Apparently Australia has just got a brand new $28 billion industry. It's in renewable energy. Media outlets have breathlessly reported that billions of dollars will now be "unleashed" following agreement between Labor and the Coalition on renewable energy targets.
According to the Clean Energy Council (CEC), the industry group of the renewable energy companies, we'll get $28 billion of investment and 28,000 "clean" jobs.
If Australia's renewable energy industry gets anywhere close to being a $28 billion industry with 28,000 jobs we'll have a big problem. We'll then have an industry that is too big to fail. And we'll have an industry that is so big it will ensure that the government doesn't allow it to fail.
The renewable energy industry only has to follow the game plan of Australia's $50 billion car industry.
Future governments will find it next to impossible to change the renewable energy regulatory regime once it is fully established and companies' investment decisions have been made. To see just how difficult, all you need to do is look at the saga of changes to telecommunications regulations.
Naturally there'll be those claiming higher electricity charges are a small price to pay for saving the planet. Whether Australia's renewable energy targets make the slightest bit of difference to saving the planet is anyone's guess.
It might, but on the other hand it might not. We simply don't know. As with so much of the "climate change debate," we're dealing in hypotheticals.
What we do know is that the renewable energy legislation has handed the Federal Government yet another mechanism that will allow it to pick winners, reward favourites and parcel out largesse.
It's not quite as bad as the command and control economy that will be established if ever Australia gets an emissions trading scheme (ETS), but it's not far off it.
The "compensation" arrangements for energy-intensive industries are yet to be determined and already the jockeying and lobbying has begun.
Prime Minister Kevin Rudd has made industry policy look easy. It seems that all you need to create an industry overnight is the stroke of a minister's pen and a willingness to force people to pay more for their electricity. In the 20th Century, this kind of thinking gave us a domestic shoe industry.
Significantly, the Federal Government hasn't attempted to justify its renewable energy targets on the basis of saving the planet. Instead Rudd, and Climate Change Minister Penny Wong, have claimed that the benefit of higher electricity prices is that it will create jobs.
A domestic shoe industry certainly created jobs - but it came at the cost of completely distorting the country's economic activity.
A century ago, at least the Federal Government didn't actually use legislation to compel consumers to buy locally made shoes. What it did was put a tax on imported shoes to make them more expensive.
In the case of renewable energy, people are being forced to buy 20 percent of their electricity from renewable sources by 2020.
It's no wonder the CEC has welcomed the legislation; its members have a market for their product that's guaranteed by law. In effect, renewable energy companies have been granted a monopoly over the supply of a share of the country's electricity.
After the states spent the past few decades trying to break up and sell the government-owned monopoly suppliers of electricity, it's ironic that the Federal Government is creating a new series of privately owned monopoly electricity suppliers.
That's not the only irony.

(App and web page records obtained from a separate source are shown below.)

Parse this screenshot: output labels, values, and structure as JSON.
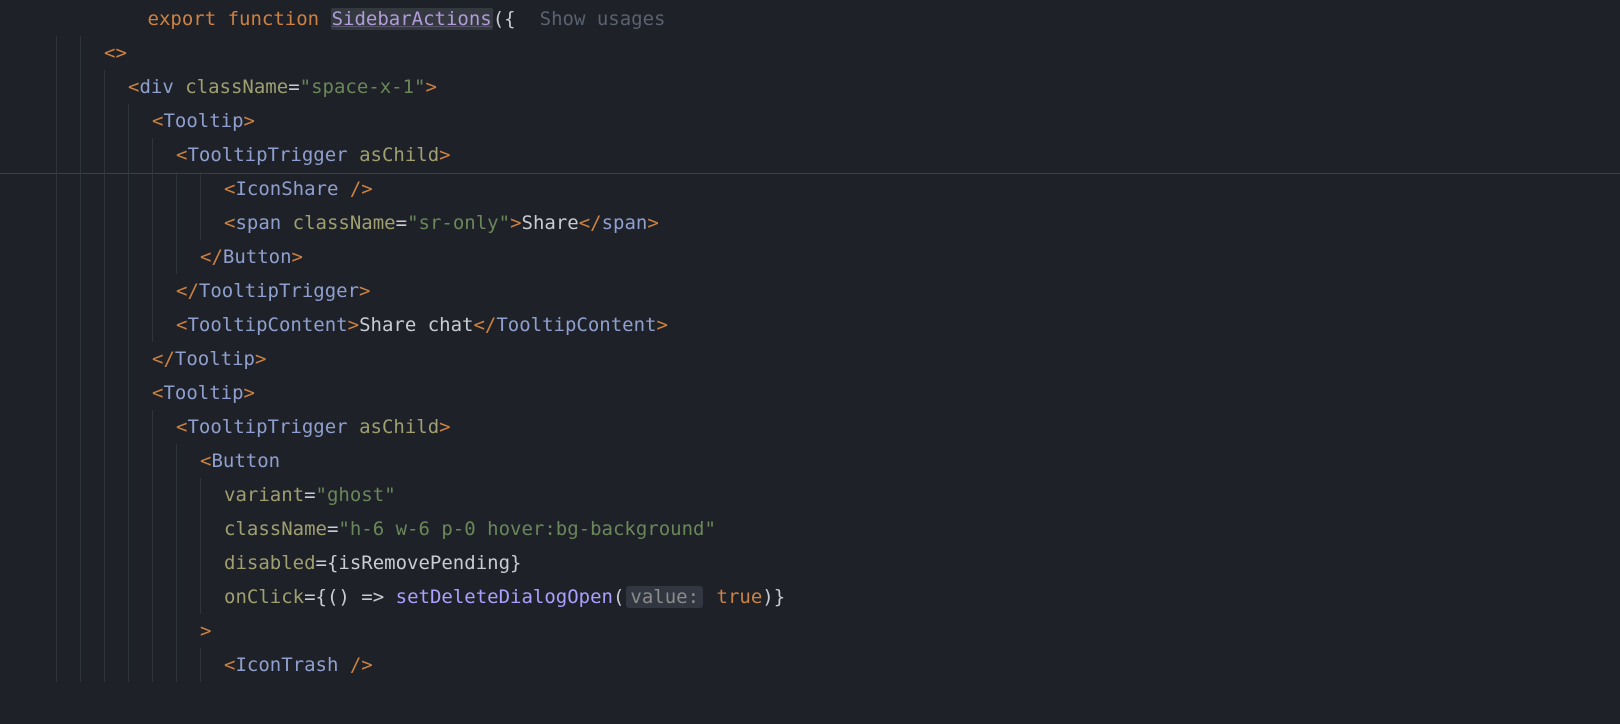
{
  "header": {
    "export_kw": "export",
    "function_kw": "function",
    "fn_name": "SidebarActions",
    "paren_brace": "({",
    "usages_hint": "Show usages"
  },
  "l2": {
    "fragment_open": "<>"
  },
  "l3": {
    "open": "<",
    "tag": "div",
    "sp": " ",
    "attr": "className",
    "eq": "=",
    "q1": "\"",
    "val": "space-x-1",
    "q2": "\"",
    "close": ">"
  },
  "l4": {
    "open": "<",
    "tag": "Tooltip",
    "close": ">"
  },
  "l5": {
    "open": "<",
    "tag": "TooltipTrigger",
    "sp": " ",
    "attr": "asChild",
    "close": ">"
  },
  "l6": {
    "open": "<",
    "tag": "IconShare",
    "sp": " ",
    "selfclose": "/>"
  },
  "l7": {
    "open": "<",
    "tag": "span",
    "sp": " ",
    "attr": "className",
    "eq": "=",
    "q1": "\"",
    "val": "sr-only",
    "q2": "\"",
    "close": ">",
    "inner": "Share",
    "endopen": "</",
    "endtag": "span",
    "endclose": ">"
  },
  "l8": {
    "endopen": "</",
    "tag": "Button",
    "close": ">"
  },
  "l9": {
    "endopen": "</",
    "tag": "TooltipTrigger",
    "close": ">"
  },
  "l10": {
    "open": "<",
    "tag": "TooltipContent",
    "close": ">",
    "inner": "Share chat",
    "endopen": "</",
    "endtag": "TooltipContent",
    "endclose": ">"
  },
  "l11": {
    "endopen": "</",
    "tag": "Tooltip",
    "close": ">"
  },
  "l12": {
    "open": "<",
    "tag": "Tooltip",
    "close": ">"
  },
  "l13": {
    "open": "<",
    "tag": "TooltipTrigger",
    "sp": " ",
    "attr": "asChild",
    "close": ">"
  },
  "l14": {
    "open": "<",
    "tag": "Button"
  },
  "l15": {
    "attr": "variant",
    "eq": "=",
    "q1": "\"",
    "val": "ghost",
    "q2": "\""
  },
  "l16": {
    "attr": "className",
    "eq": "=",
    "q1": "\"",
    "val": "h-6 w-6 p-0 hover:bg-background",
    "q2": "\""
  },
  "l17": {
    "attr": "disabled",
    "eq": "=",
    "lb": "{",
    "expr": "isRemovePending",
    "rb": "}"
  },
  "l18": {
    "attr": "onClick",
    "eq": "=",
    "lb": "{",
    "arrow": "() => ",
    "fn": "setDeleteDialogOpen",
    "lp": "(",
    "hint": "value:",
    "sp2": " ",
    "true_kw": "true",
    "rp": ")",
    "rb": "}"
  },
  "l19": {
    "close": ">"
  },
  "l20": {
    "open": "<",
    "tag": "IconTrash",
    "sp": " ",
    "selfclose": "/>"
  }
}
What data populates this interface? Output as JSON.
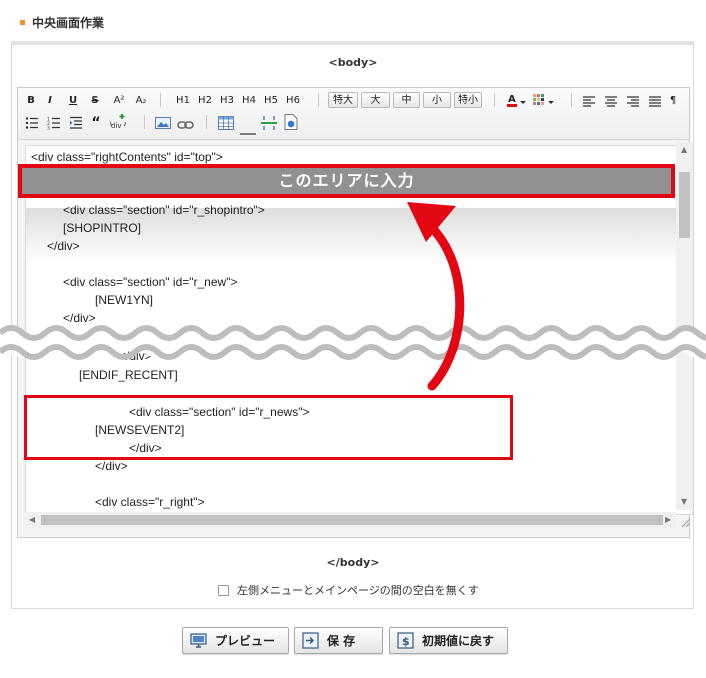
{
  "section_title": "中央画面作業",
  "body_open": "<body>",
  "body_close": "</body>",
  "toolbar": {
    "format_buttons": [
      "B",
      "I",
      "U",
      "S",
      "A²",
      "A₂"
    ],
    "heading_buttons": [
      "H1",
      "H2",
      "H3",
      "H4",
      "H5",
      "H6"
    ],
    "size_buttons": [
      "特大",
      "大",
      "中",
      "小",
      "特小"
    ],
    "quote_label": "“",
    "div_label": "div"
  },
  "code_lines": {
    "l1": "<div class=\"rightContents\" id=\"top\">",
    "l2": "<div class=\"section\" id=\"r_shopintro\">",
    "l3": "[SHOPINTRO]",
    "l4": "</div>",
    "l5": "<div class=\"section\" id=\"r_new\">",
    "l6": "[NEW1YN]",
    "l7": "</div>",
    "l8": "</div>",
    "l9": "[ENDIF_RECENT]",
    "l10": "<div class=\"section\" id=\"r_news\">",
    "l11": "[NEWSEVENT2]",
    "l12": "</div>",
    "l13": "</div>",
    "l14": "<div class=\"r_right\">"
  },
  "banner_text": "このエリアに入力",
  "checkbox_label": "左側メニューとメインページの間の空白を無くす",
  "buttons": {
    "preview": "プレビュー",
    "save": "保 存",
    "reset": "初期値に戻す"
  },
  "colors": {
    "highlight_red": "#e30613",
    "accent_orange": "#f0922b"
  }
}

Before the 2007 Federal Election Rudd famously said he didn't want to be the Prime Minister of a country that didn't make things any more. If he is still passionate about Australia making things, he's got a funny way of showing it.
The renewable energy targets he's championed will make the cost of making things in Australia more expensive. A conservative estimate is that electricity prices will rise by at least 3 percent. One of the things electricity is used for is to make things.
So while Rudd says he wants to save Australia's manufacturing industry, at the same time he's making manufacturing less competitive. And in acknowledgement that he's making manufacturing less competitive he'll compensate some, but not all, manufacturing firms by giving them cash handouts.
It would be much simpler to not increase electricity prices and not pay the handouts. But if the Prime Minister left things as they were he wouldn't be able to claim the electoral credit for being seen to be doing something about Climate Change.
Originally published in the Australian Financial Review, 21 August 2009,
John Roskam is the Executive Director of the Institute of Public Affairs (IPA).